Modern epiphytic foraminifera have been reported on seagrasses from different areas, but little is known about those living on macroalgae. This study on reefal environments of New Caledonia is the first to inventory epiphytic foraminifera on a large number of well-identified macroalgae. Its objective is to learn more about epiphytal foraminiferal ecology and its use for environmental and paleoenvironmental interpretations. A total of 152 species of epiphytic foraminifera were identified on 81 substratal phyta that include 55 species of macroalgae. This study confirms the complexity of the distribution of foraminiferal communities on phytal substrata at a micro-scale, and shows that temporal availability of the substratum might play a role. It also reveals that some foraminiferal species might have quite different life modes between environments and regions. The structural characteristics of the macroalgae explain part of the differences in epiphytic foraminiferal assemblage composition. The only strong relationship established between macroalgae and foraminifera is the presence of spinose rotaliids, soritids, and Amphistegina in filamentous thalli and three-dimensional mats. However, macroalgal species that have a wide bathymetric range might harbor completely different communities at different depths, in which case the nature of the substratum might be overshadowed by other parameters such as light, depth, and hydrodynamics.
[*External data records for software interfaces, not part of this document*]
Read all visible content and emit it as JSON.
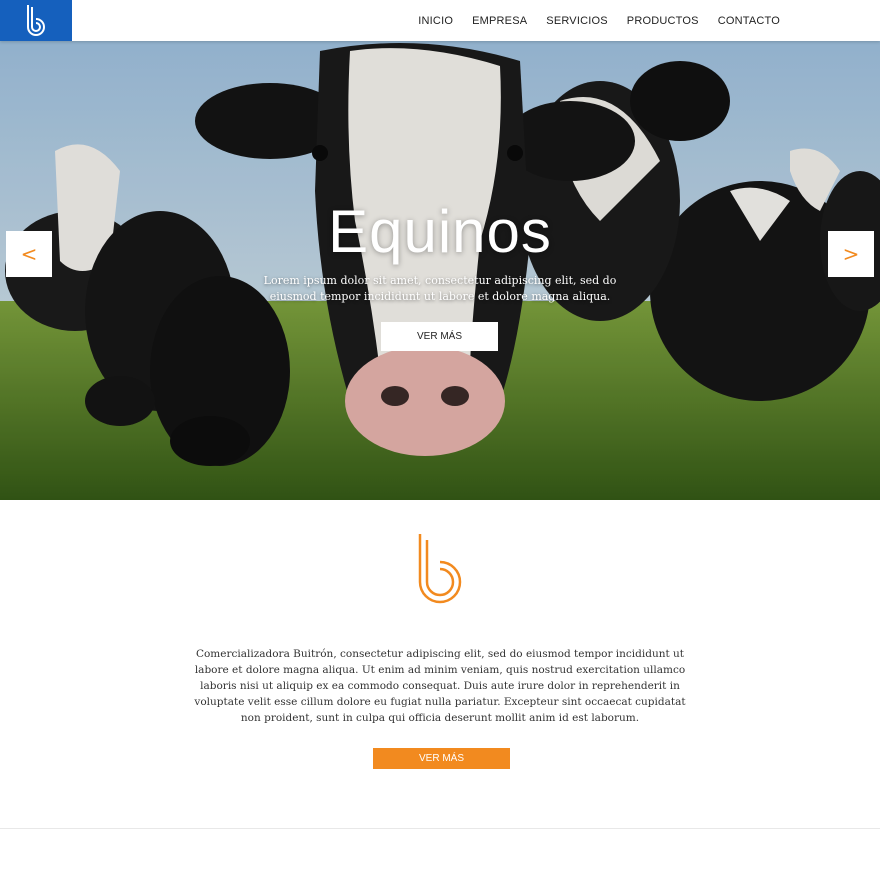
{
  "brand": {
    "logo_color": "#1560bd",
    "accent_color": "#f28a1f",
    "logo_icon": "b-logo-icon"
  },
  "nav": {
    "items": [
      {
        "label": "INICIO"
      },
      {
        "label": "EMPRESA"
      },
      {
        "label": "SERVICIOS"
      },
      {
        "label": "PRODUCTOS"
      },
      {
        "label": "CONTACTO"
      }
    ]
  },
  "hero": {
    "title": "Equinos",
    "text": "Lorem ipsum dolor sit amet, consectetur adipiscing elit, sed do eiusmod tempor incididunt ut labore et dolore magna aliqua.",
    "button_label": "VER MÁS",
    "prev_label": "<",
    "next_label": ">"
  },
  "intro": {
    "text": "Comercializadora Buitrón, consectetur adipiscing elit, sed do eiusmod tempor incididunt ut labore et dolore magna aliqua. Ut enim ad minim veniam, quis nostrud exercitation ullamco laboris nisi ut aliquip ex ea commodo consequat. Duis aute irure dolor in reprehenderit in voluptate velit esse cillum dolore eu fugiat nulla pariatur. Excepteur sint occaecat cupidatat non proident, sunt in culpa qui officia deserunt mollit anim id est laborum.",
    "button_label": "VER MÁS"
  }
}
These results call for prudence when interpreting paleoenvironmental data, and show that long-term monitoring is needed to define population dynamics that could be applied in paleoenvironment and paleoclimate reconstructions.

You do not currently have access to this article.